-       3rd/4th largest city in empire

-       headquarters of Rome’s Syrian legion

-       brief river journey to Seleucia, its Medit. port city

-       religiously: within walking distance of famous cult center of Apollo

-       many mystery cults: known for its pagan religious diversity

-       pluralistic: upwardly mobile and usually accepted Jewish element; many “God-fearers”

-       far less segregated than Alexandria

-       some more liberal Diaspora Jews used best in pagan philosophy to witness

-       circumcision less issue: King of Adiabene

Slide 19


Barnabas trusted God’s work in people (9:27, 15:37-39)

-       Hillel: gentle, took Gentiles where they were at

-       Paul more critical

-       Example for us

11:25 Tarsus was c. 100 miles to N.



-       Nickname here; charge in 1 P 4:16

-       Analogy a political party: “Caesarians”, “Herodians”, “Pompeianians”, etc

-       Antiochans known for making fun of people

-       Chr’s in 2d century adopted with pride

Slide 20



-       Greek oracles at cultic centers

-       But no other prophetic movements (cf. 1 Sam 19; 2 Kgs 2, 4)


-       Frequent mobility in antiquity

-       Not “wandering prophets”

Slide 21

11:28 Famine

series of Medit. famines devastated agriculture in Claudius’ reign

high grain prices c AD 46

grain shortage in Rome c. 51: Claudius mobbed in streets

Queen Helena of Adiabene bought Egyptian grain “for large sums” (due to famine there) to help Judea (c. 45-46)

Slide 22


Applic,: relief efforts abroad (cf. 2 Cor 8-9)

Sacrifice: famine for Antioch too- but Jerusalem poorer)

Most Jewish relief efforts local (except Helena)
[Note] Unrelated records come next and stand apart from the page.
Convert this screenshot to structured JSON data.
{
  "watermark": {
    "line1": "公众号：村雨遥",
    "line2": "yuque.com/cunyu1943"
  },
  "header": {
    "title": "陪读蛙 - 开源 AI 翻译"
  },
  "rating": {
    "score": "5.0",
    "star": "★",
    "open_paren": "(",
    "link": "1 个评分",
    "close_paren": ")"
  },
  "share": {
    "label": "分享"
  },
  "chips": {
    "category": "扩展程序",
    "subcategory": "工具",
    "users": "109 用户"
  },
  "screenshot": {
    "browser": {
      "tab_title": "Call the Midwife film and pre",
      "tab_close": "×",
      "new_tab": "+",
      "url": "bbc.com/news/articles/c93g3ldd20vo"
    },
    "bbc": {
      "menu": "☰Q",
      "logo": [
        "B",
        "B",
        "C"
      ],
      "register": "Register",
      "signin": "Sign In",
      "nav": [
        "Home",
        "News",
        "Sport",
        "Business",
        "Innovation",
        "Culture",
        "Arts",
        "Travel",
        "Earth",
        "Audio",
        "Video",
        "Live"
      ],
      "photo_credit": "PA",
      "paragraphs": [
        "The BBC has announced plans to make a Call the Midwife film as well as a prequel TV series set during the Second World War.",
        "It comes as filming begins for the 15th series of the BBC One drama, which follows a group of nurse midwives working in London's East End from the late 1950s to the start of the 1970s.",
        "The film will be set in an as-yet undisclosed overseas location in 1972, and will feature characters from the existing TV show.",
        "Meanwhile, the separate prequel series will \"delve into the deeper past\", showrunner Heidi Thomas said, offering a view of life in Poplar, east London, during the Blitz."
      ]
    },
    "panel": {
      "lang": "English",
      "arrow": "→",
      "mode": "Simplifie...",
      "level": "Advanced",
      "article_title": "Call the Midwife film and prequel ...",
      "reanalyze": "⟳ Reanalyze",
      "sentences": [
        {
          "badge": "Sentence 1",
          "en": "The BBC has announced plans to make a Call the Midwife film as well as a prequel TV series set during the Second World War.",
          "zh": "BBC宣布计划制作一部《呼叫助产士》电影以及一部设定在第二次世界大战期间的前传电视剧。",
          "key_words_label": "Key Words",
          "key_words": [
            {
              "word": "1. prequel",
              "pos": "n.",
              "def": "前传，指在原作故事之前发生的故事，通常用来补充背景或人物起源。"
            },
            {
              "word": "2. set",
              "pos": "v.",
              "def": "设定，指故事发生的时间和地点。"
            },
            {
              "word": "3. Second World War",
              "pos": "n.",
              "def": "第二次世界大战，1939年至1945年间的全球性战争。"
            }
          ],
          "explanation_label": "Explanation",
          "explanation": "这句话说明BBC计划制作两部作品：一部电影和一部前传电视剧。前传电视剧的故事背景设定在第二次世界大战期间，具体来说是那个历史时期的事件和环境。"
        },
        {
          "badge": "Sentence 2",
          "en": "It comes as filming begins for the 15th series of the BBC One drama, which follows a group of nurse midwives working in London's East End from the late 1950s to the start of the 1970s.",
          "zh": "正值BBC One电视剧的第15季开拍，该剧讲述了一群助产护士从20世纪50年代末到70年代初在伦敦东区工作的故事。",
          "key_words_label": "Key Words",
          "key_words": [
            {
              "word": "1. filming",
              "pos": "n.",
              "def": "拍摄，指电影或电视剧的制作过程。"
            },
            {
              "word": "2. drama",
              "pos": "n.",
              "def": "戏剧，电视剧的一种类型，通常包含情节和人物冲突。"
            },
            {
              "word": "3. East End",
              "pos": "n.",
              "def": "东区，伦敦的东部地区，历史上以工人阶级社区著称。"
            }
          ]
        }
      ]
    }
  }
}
Multiprovincial organizations suspect in Empire

Prepared in advance through prophecy (cf. Gen. 41:33-36)

Modifié le: mardi 9 avril 2019, 09:29